The diversity of plants available in the sale area is a great attraction of a Cactus and Succulent Show. On these tables are plants that you might not find anywhere else: rare mammillarias, colorful lobivias, miniature haworthias, senecios, lithops, aeoniums, sedums, hoyas and kalanchoes. Too many to name. You may not know their names, but like the cute kitten outside the drugstore, you'll find many of these plants hard to resist and want to take some home for yourself.

The Orange County Cactus and Succulent Winter Show will be at the Fullerton Arboretum, 1900 Associated Road, Fullerton, just off the Orange Freeway at Yorba Linda Boulevard. The show and sale go from 10 a.m. to 4 p.m. Saturday and Sunday. Admission is free and the arboretum is open to the public to enjoy as well.

RON VANDERHOFF is the nursery manager at Roger's Gardens, Corona del Mar.

Ask Ron

Question: The fuchsias in my hanging baskets are looking pretty sad and you once told me about pruning them, but I have forgotten. Please remind me.

Cindy

Newport Beach

Answer: Hybrid fuchsias in baskets or other containers need to be cut back each fall. Right now is a perfect time to perform this important chore. Most people do not trim fuchsias aggressively enough and by the second or third year they end up with a woody, bare and unattractive plant.

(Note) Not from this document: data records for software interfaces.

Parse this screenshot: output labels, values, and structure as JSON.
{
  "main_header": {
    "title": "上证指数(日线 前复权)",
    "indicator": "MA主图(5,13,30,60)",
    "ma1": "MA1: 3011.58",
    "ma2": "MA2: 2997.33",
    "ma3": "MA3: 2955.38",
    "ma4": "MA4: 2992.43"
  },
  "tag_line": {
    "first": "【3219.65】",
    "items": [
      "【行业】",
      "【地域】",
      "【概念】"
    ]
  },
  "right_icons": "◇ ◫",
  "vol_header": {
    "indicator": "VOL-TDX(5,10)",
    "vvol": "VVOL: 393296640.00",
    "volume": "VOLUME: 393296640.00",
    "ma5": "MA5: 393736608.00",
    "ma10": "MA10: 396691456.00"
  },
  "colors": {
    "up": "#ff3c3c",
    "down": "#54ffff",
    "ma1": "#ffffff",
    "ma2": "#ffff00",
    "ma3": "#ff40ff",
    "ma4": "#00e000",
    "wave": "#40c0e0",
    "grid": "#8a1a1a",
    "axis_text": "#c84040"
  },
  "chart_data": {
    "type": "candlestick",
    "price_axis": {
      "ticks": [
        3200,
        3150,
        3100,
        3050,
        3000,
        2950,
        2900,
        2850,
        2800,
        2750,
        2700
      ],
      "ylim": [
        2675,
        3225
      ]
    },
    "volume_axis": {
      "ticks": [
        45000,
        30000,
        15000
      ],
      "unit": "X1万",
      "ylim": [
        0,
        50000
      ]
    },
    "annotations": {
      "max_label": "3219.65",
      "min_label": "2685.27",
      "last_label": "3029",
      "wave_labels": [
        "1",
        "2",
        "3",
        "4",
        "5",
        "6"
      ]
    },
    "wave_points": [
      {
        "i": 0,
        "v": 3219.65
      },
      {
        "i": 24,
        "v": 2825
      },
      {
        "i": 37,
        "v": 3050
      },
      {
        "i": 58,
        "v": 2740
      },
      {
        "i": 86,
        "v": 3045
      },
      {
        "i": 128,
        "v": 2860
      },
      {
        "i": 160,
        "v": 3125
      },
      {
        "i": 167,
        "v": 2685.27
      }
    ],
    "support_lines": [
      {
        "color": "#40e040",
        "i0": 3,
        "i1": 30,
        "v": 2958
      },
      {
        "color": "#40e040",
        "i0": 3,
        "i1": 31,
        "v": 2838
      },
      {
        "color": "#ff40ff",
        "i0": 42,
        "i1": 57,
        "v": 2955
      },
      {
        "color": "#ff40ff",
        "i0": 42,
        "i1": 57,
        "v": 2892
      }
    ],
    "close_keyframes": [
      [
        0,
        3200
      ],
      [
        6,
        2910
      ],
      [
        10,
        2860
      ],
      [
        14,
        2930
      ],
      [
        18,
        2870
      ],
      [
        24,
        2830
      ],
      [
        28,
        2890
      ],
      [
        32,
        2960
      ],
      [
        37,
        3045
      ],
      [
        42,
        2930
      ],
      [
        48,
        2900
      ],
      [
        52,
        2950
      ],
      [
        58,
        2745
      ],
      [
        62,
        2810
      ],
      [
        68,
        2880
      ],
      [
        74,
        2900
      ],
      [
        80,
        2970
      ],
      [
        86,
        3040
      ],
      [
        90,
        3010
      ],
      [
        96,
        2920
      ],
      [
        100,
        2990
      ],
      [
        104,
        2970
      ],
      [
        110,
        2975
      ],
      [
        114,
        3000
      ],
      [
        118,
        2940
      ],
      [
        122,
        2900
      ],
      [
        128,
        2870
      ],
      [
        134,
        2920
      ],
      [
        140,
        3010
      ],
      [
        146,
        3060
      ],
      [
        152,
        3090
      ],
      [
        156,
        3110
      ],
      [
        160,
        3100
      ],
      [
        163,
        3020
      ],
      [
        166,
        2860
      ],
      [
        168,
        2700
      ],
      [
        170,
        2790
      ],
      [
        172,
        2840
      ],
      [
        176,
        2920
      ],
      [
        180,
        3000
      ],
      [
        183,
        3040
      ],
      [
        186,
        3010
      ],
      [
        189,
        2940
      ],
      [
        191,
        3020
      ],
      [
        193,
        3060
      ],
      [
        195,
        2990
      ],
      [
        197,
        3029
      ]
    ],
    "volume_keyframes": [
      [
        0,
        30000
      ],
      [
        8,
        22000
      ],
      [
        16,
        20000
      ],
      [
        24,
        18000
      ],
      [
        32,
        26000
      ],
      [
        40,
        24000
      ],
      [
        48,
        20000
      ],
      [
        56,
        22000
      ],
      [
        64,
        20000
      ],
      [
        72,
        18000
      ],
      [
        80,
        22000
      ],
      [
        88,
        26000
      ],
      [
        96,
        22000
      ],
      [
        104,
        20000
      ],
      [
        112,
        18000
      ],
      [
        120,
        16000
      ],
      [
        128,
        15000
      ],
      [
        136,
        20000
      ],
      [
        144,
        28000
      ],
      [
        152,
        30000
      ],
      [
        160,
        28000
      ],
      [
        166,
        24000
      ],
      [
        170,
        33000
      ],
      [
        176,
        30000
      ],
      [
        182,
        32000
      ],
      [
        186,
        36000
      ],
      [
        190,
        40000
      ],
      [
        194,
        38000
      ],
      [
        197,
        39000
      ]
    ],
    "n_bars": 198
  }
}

In a basket, cut all the stems back to the edge of the basket. You may end up with almost no leaves left, but don't worry. Afterward, begin feeding the plant with a high nitrogen fertilizer, such as liquid fish fertilizer. Within a couple of weeks new buds will begin growing just below your cuts. As the new leafy stems grow to three or four inches, pinch off the very tip of each one. This will cause the stems to branch. In three or four weeks, pinch again and the stem will branch once more. Keep pinching and feeding until about March, then switch to a more balanced fertilizer and stop pinching. A month later you'll have a lush, full plant loaded with hundreds of blossoms.

ASK RON your toughest gardening questions, and the expert nursery staff at Roger's Gardens will come up with an answer. Please include your name, phone number and city, and limit queries to 30 words or fewer. E-mail stumpthegardener@rogersgardens.com, or write to Plant Talk at Roger's Gardens, 2301 San Joaquin Hills Road, Corona del Mar, CA 92625.